Memorial Day holds a special place in my heart. When I was little, we had a huge flag that had lain over the coffin of a family member who had been in the military and we draped it over the bay window, pretty much covering half of the front of our small home.
Memorial Day meant our town parade - and it was a good one! In addition to the veterans and scout troops, we had the Clan MacPherson bagpipers. When you heard them coming, man, it just sent chills up your spine.
The parade always paused at the town common for a reading of "In Flanders Fields", which gave me goose bumps even as a little kid. Later in the day, we took geraniums to plant on the family graves. I always knew it was about more than the hot dogs - it was about remembering.
As I grew older, I came to better understand the full meaning of Memorial Day. I had always thought of it as a day when we remembered our loved ones who had died - meaning our own family. Later I understood the larger context of honoring those who served our country and died for freedom. Our common bond of sacrifice and loss.
I am a yoga teacher, and some folks in the world of yoga have at times expressed the sentiment that patriotism is not a very enlightened state - that it creates a sense of nationalism that can separate us from one another.This is because in yoga we recognize that we are all one, all from the same source, and that it is focusing on our differences or separateness that keeps us at odds with each other.
While I agree that if we can really see our oneness in each other's eyes, we can be more at peace with one another, I DON'T feel that loving my country and expressing that love and pride necessarily creates separateness. I think it is just fine to be proud of where you're from -wherever that is, and to celebrate it.
I am especially proud of Americans when I see how we respond to tragedies like the Sandy Hook shootings, the Boston Marathon bombings and the tornadoes in Oklahoma - with selfless bravery, kindness, compassion and generosity.
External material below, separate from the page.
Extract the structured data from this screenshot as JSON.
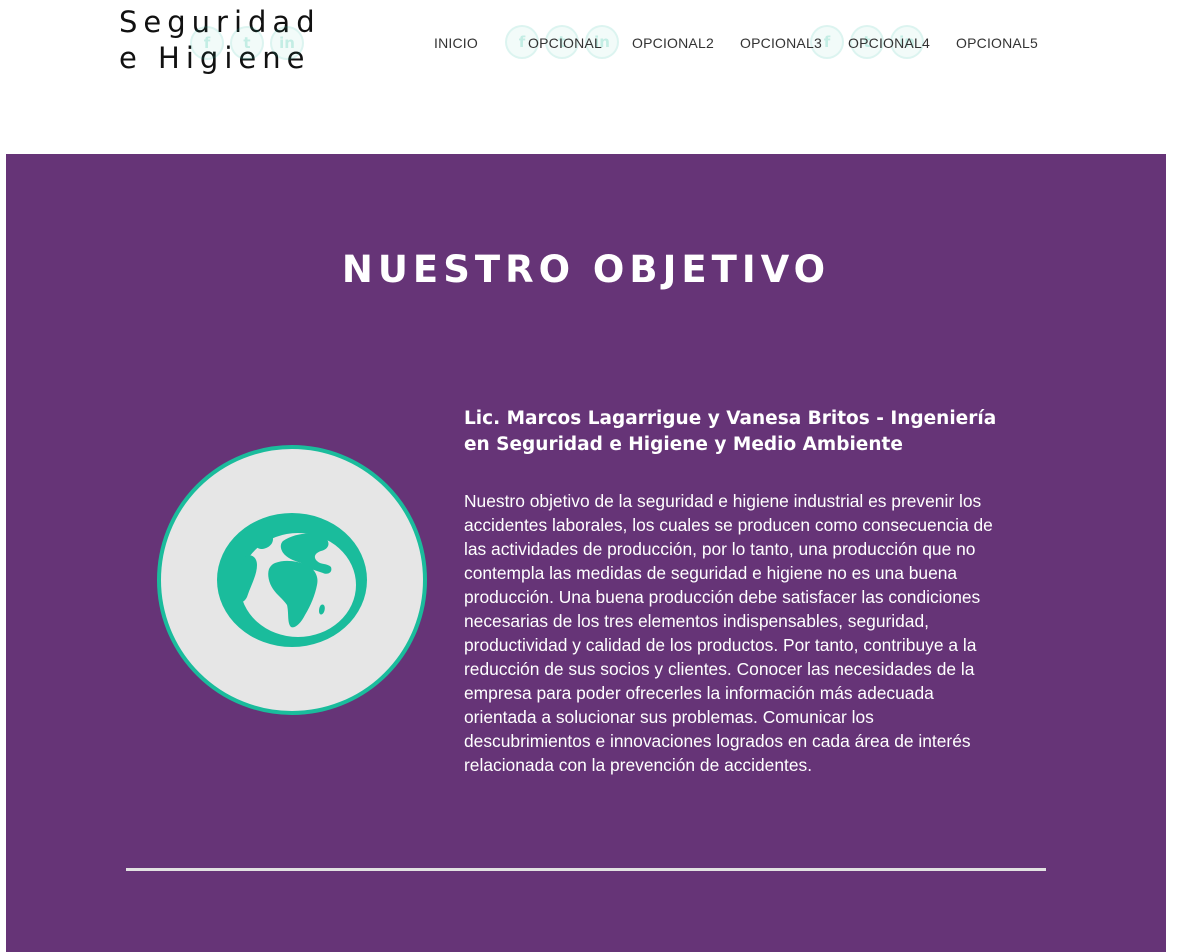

Whenever people think that Americans are just fat, lazy, entitled and only interested in what Kim Kardasian is wearing or who wins American Idol, they are suddenly confronted with the faces of third grade teachers who threw their bodies over children to protect them, of First Responders AND private citizens who ran toward bomb victims instead of away, and of a little boy named Martin who held up a sign that read, "No More Hurting People."
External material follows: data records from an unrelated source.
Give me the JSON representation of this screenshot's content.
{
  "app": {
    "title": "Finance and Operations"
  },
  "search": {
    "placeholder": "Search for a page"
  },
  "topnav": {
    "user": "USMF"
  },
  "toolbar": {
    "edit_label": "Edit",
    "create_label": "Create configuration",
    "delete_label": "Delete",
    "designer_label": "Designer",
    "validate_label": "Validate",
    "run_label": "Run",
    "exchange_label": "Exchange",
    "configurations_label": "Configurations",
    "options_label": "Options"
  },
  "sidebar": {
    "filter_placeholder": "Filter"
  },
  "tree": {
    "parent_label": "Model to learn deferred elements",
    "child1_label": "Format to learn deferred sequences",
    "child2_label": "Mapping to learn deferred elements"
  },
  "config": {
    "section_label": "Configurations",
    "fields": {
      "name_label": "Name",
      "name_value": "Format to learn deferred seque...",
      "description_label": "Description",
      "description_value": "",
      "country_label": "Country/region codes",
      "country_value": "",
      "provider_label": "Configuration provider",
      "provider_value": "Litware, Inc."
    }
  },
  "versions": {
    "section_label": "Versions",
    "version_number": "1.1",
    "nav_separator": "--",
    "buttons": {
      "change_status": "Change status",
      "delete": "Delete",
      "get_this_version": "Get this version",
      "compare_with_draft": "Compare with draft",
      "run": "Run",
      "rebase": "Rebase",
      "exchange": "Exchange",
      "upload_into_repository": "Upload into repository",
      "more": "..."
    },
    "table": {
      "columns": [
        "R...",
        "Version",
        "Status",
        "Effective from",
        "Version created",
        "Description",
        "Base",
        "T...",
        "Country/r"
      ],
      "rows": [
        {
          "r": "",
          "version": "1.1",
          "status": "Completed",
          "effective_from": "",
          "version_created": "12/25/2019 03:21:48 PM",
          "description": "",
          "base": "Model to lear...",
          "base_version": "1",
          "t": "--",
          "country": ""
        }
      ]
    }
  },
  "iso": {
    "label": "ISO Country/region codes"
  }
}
Sometimes (often?) I don't like what the leadership of my country does, but I feel so fortunate to be free, to live in a land where it is not just okay, but expected, to say what I think. I feel this especially as a woman, as when I see how women are still so oppressed in so many countries - how the oppression of women is an integral part of the politics of many countries - it utterly breaks my heart.
So, I am proud to say Happy Memorial Day to us all - to all who live in freedom, wherever you live. And even as we say "Happy" Memorial Day, we recognize that the happiness we find in our freedom came from sacrifice, sorrow and loss. And today I send a prayer to all who do not live in freedom, that soon it will come to you too.